Unfortunately, I had done something VERY stupid in not checking the camera before hand.  I knew how to use it, and why should there be anything wrong with it?  This was a Mistake with a capital M, and very probably a capital I-S-T-A-K-E as well.

“Hey” said my brother’s friend.  “I sure hope this camera runs off batteries.”

I paused.   “Why would that be?” I asked.  Time seemed to have frozen.

“Because this thing has been switched on the whole time it was in the box.”

I must confess to having said a rather rude word at this point, which I think was probably understandable given the circumstances.  So the camera is now charging, I have to return it to the school Tuesday, and, due to Music Tech, I’m not going to be able to get any filming done that day.  And it’s raining tomorrow.  Whoopee.

The really daft thing, which only really clicked when I got back, was that I’d left the film in my bedroom anyway, so we wouldn’t have been able to film anything even if we did have power.

The moral of this story is probably “check your camera before you try to film anything with it, and especially before you force people to trek up a hill laden with junk, which they will not appreciate.”

In my defence, I was tired and I’m stupid, but nevertheless, heed my warning.  Don’t let this happen to you!

Now I’ve got to figure out when I will be able to film this.





The ultimate stop-motion music video

23 10 2007

I’ve just been watching Radiohead’s “There there. (The Boney King of Nowhere.)” music video.  It’s bizarre and dreamlike, but also kind of fun, in a strange way.  It has got to be the ultimate use of stop-motion in a music video (for those who don’t know, stop-motion is the animation style where lots of individual photographs are put together to make a film, as used in claymation and in old pre-CGI monster movies).

 Check it out on YouTube here.





Music videos – what have I learnt?

21 10 2007

Let me see…

1.  Noodle dies in the El Mañana video – but she’s not really dead, because the video was staged. Look, you can see the parachute

2.  Redheads don’t deserve boyfriends, so it’s OK to ruin their dates. Hrmmm.
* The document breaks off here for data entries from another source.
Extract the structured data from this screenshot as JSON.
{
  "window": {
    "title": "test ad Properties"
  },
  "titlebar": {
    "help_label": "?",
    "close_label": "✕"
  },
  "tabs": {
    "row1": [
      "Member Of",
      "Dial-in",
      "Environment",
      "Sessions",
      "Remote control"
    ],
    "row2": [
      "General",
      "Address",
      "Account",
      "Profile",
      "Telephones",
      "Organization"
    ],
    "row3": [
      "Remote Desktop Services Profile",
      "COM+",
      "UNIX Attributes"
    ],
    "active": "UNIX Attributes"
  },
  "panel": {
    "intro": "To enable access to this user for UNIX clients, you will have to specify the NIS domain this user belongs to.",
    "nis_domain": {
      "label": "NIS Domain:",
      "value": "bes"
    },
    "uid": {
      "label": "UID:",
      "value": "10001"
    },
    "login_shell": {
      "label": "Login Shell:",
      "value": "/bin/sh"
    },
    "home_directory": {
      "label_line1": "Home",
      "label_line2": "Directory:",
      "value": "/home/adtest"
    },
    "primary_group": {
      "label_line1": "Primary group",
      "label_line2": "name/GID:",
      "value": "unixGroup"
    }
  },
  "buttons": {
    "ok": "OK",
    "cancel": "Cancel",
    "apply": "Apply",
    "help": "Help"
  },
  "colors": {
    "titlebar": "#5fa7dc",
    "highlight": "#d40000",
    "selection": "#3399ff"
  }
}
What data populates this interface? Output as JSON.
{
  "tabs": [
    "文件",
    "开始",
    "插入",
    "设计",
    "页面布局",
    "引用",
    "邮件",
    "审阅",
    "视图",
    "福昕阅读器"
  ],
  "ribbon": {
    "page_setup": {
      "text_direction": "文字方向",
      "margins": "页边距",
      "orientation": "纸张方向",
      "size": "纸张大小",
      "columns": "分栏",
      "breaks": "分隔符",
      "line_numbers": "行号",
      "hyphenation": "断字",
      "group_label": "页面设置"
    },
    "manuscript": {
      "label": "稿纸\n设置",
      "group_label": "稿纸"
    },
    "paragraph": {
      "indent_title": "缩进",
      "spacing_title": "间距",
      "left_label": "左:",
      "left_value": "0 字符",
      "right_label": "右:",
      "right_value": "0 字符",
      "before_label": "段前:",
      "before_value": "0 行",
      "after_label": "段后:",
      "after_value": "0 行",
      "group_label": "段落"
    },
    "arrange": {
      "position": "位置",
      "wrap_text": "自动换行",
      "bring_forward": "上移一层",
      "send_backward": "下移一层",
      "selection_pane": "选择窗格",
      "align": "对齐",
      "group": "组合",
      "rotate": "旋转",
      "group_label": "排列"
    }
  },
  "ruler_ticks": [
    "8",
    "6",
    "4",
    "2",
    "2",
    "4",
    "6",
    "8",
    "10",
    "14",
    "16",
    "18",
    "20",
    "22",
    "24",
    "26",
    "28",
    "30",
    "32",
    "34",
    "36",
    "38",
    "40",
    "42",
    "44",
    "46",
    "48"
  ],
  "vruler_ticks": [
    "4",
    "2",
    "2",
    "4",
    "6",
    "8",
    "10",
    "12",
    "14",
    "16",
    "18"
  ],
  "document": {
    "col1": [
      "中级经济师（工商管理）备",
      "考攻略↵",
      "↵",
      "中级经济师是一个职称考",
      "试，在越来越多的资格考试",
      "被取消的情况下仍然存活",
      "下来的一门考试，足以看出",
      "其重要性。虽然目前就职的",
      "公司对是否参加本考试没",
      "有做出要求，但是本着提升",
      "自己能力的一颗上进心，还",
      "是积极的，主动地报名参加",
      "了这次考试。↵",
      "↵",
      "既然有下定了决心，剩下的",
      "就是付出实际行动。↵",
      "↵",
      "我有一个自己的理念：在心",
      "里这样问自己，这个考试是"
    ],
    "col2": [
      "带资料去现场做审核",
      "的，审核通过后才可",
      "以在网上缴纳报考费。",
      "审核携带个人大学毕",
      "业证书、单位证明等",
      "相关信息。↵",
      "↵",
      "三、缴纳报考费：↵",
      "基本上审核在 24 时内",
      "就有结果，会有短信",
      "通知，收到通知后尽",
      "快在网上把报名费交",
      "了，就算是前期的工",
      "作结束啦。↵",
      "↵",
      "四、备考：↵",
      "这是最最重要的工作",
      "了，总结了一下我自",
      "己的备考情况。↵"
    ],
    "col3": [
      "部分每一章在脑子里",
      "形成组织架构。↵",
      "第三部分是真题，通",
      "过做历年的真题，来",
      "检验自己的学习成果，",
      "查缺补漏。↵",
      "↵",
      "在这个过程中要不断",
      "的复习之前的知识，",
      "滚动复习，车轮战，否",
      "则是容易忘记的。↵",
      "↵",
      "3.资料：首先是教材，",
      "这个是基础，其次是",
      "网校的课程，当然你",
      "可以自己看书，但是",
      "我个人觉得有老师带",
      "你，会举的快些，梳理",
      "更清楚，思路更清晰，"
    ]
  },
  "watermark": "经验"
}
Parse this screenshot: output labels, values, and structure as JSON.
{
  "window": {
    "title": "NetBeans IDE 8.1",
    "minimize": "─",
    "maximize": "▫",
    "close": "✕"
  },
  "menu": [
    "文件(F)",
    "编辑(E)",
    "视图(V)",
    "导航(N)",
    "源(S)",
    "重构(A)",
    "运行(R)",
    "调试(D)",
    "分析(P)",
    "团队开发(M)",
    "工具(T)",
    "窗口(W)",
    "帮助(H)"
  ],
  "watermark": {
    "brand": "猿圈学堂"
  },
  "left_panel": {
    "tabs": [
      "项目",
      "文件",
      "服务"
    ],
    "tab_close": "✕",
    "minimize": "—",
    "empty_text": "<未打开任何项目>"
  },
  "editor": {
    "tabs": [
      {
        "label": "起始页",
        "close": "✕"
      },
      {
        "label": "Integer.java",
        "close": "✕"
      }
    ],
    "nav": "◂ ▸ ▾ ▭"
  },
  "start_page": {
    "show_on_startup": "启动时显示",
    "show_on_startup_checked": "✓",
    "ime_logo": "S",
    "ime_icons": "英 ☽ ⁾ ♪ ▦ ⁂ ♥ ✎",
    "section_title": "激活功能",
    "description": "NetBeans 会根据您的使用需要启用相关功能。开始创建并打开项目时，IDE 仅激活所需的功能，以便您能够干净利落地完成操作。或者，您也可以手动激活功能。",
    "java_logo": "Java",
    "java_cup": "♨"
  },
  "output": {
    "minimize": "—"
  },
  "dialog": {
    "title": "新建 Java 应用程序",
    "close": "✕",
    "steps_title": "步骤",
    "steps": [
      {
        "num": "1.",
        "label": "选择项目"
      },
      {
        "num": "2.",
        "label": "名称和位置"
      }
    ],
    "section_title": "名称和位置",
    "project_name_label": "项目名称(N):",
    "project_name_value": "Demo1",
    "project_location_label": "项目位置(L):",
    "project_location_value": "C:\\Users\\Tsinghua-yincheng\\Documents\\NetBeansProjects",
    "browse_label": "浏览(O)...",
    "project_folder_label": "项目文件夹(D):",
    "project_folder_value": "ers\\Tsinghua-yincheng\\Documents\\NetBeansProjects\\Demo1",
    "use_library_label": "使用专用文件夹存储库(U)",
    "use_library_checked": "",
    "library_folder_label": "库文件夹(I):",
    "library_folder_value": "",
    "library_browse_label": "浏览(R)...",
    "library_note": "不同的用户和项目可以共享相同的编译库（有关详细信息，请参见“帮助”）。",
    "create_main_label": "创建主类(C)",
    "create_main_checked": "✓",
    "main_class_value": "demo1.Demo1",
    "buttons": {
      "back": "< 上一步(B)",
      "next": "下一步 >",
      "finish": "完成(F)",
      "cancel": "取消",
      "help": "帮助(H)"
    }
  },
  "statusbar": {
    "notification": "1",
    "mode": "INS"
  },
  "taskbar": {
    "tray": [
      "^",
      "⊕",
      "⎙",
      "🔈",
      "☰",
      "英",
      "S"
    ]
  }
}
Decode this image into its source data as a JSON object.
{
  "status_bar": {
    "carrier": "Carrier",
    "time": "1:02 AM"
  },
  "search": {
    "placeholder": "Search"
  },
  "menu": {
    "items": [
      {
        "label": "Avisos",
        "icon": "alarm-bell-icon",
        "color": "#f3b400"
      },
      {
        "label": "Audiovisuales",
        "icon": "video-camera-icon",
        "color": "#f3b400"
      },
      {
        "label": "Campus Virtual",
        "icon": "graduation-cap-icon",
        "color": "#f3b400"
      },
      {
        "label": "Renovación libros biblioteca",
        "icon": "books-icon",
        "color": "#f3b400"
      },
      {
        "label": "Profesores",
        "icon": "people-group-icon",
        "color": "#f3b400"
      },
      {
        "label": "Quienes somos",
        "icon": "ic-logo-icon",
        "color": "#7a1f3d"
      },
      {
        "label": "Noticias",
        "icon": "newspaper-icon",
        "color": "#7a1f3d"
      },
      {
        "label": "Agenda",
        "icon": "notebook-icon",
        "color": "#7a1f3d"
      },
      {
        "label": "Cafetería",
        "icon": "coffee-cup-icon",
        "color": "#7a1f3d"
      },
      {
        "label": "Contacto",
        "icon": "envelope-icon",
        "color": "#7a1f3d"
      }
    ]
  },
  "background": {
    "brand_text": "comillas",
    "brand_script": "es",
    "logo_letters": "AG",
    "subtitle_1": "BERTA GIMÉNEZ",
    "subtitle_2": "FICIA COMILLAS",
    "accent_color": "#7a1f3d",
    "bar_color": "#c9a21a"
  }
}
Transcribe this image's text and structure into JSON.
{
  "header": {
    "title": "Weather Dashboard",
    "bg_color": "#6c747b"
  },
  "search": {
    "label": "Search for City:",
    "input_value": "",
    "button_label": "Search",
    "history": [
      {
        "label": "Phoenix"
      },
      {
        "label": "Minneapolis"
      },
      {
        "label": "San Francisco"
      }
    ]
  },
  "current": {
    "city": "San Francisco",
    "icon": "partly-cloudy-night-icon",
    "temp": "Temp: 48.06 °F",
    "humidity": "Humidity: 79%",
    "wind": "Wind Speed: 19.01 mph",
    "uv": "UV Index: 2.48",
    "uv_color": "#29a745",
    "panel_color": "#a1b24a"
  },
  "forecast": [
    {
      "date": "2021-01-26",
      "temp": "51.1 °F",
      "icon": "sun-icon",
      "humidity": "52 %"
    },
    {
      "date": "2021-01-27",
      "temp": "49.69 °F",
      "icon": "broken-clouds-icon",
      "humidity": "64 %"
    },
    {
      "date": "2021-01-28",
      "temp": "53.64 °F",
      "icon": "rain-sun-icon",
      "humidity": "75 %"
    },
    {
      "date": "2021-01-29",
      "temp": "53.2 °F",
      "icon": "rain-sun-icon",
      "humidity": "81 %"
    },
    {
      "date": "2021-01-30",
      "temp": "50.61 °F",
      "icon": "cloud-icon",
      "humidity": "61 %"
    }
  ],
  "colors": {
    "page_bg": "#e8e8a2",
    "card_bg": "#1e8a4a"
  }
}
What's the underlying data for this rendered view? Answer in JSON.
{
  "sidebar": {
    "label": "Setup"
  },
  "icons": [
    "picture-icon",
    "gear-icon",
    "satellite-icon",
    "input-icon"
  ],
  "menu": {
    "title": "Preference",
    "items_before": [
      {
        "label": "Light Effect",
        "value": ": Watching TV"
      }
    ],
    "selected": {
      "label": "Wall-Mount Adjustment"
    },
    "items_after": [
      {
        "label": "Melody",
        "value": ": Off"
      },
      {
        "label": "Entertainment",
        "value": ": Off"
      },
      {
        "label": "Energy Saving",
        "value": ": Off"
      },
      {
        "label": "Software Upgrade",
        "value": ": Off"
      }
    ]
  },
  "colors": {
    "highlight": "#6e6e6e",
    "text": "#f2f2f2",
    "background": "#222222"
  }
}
OK scrap that; let’s try again, seriously this time:

1.  Sometimes, simplicity is the most effective tool.

2.  However, a balance between performance and narrative is popular.

3.  Cuts are a valuable tool.

4.  So is synching – and not just lip synching.

5.  Not all videos are arty or unusual, but many of the more famous ones are.

That said, the most watched music video on YouTube is “Girlfriend” by Avril Lavigne, which is hardly groundbreaking.  In other words, making a decent music video should be a piece of cake.  Uh, providing I don’t get too complacent, that is!

I leave you with this masterpiece of a music video.  I’m not going to attempt to analyse it, but if you haven’t seen it yet, you HAVE to watch it: “Rabbit in Your Headlights” by UNKLE.  Sure, it’s weird, but it’s also sheer freakin’ genius.  Trust me, you won’t regret it.





Media: Where am I now?

12 10 2007

I’m fully aware that the last post was nothing to do with media; I can’t stop thinking about “pop culture” versus “high culture”, especially since my English teacher wants me to read some “high literature” (whatever that might be) every day.

I think it’s time I stepped back and had a look at where I am now, both with my music video production and with my critical research “journey”.

As far as the video goes, I still haven’t done any film work.  I’ve decided that “Scatterbrain” will be too difficult to do a video of, so I’m considering doing “Lurgee” (from Pablo Honey) – I’ve been advised to stick with Radiohead rather than choosing someone new, but that doesn’t mean I’m going to stop looking at videos other bands have made.

As far as the journey goes, I’ve given the work in to Adam.  I’ve also devised a questionnaire, which I will probably put online at some point.